> _THE DATA_
= = = = =

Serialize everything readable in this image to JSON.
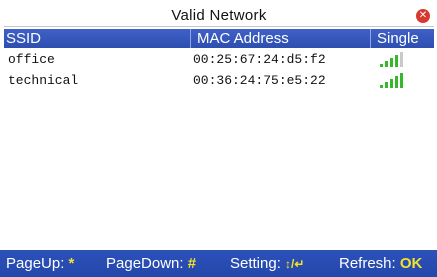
{
  "window": {
    "title": "Valid Network",
    "close_icon": "close-icon"
  },
  "table": {
    "headers": [
      "SSID",
      "MAC Address",
      "Single"
    ],
    "rows": [
      {
        "ssid": "office",
        "mac": "00:25:67:24:d5:f2",
        "signal_level": 4,
        "signal_max": 5
      },
      {
        "ssid": "technical",
        "mac": "00:36:24:75:e5:22",
        "signal_level": 5,
        "signal_max": 5
      }
    ]
  },
  "footer": {
    "pageup_label": "PageUp:",
    "pageup_key": "*",
    "pagedown_label": "PageDown:",
    "pagedown_key": "#",
    "setting_label": "Setting:",
    "setting_key": "↕/↵",
    "refresh_label": "Refresh:",
    "refresh_key": "OK"
  },
  "colors": {
    "header_bg": "#3f62c8",
    "footer_bg": "#2c51b9",
    "signal_on": "#37b82b",
    "signal_off": "#c9c9c9",
    "key_highlight": "#f4e12a",
    "close_icon": "#d63a2e"
  }
}
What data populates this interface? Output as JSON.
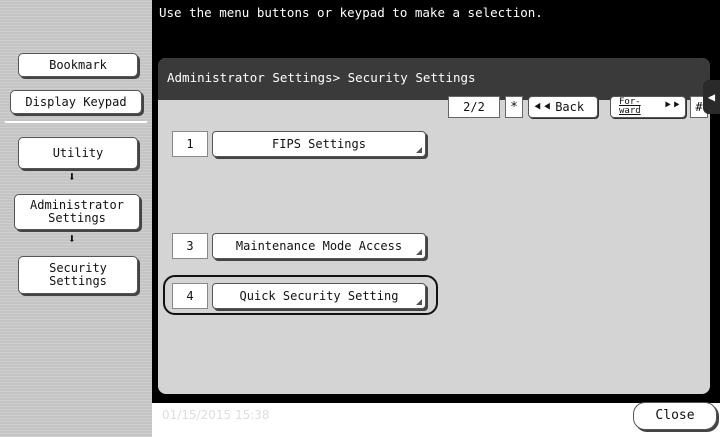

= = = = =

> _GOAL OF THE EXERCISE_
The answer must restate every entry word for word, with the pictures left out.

> _ANSWER SECTION_
Serialize everything readable in this image to JSON.
{
  "window": {
    "title": "Valid Network",
    "close_icon": "close-icon"
  },
  "table": {
    "headers": [
      "SSID",
      "MAC Address",
      "Single"
    ],
    "rows": [
      {
        "ssid": "office",
        "mac": "00:25:67:24:d5:f2",
        "signal_level": 4,
        "signal_max": 5
      },
      {
        "ssid": "technical",
        "mac": "00:36:24:75:e5:22",
        "signal_level": 5,
        "signal_max": 5
      }
    ]
  },
  "footer": {
    "pageup_label": "PageUp:",
    "pageup_key": "*",
    "pagedown_label": "PageDown:",
    "pagedown_key": "#",
    "setting_label": "Setting:",
    "setting_key": "↕/↵",
    "refresh_label": "Refresh:",
    "refresh_key": "OK"
  },
  "colors": {
    "header_bg": "#3f62c8",
    "footer_bg": "#2c51b9",
    "signal_on": "#37b82b",
    "signal_off": "#c9c9c9",
    "key_highlight": "#f4e12a",
    "close_icon": "#d63a2e"
  }
}
What data populates this interface? Output as JSON.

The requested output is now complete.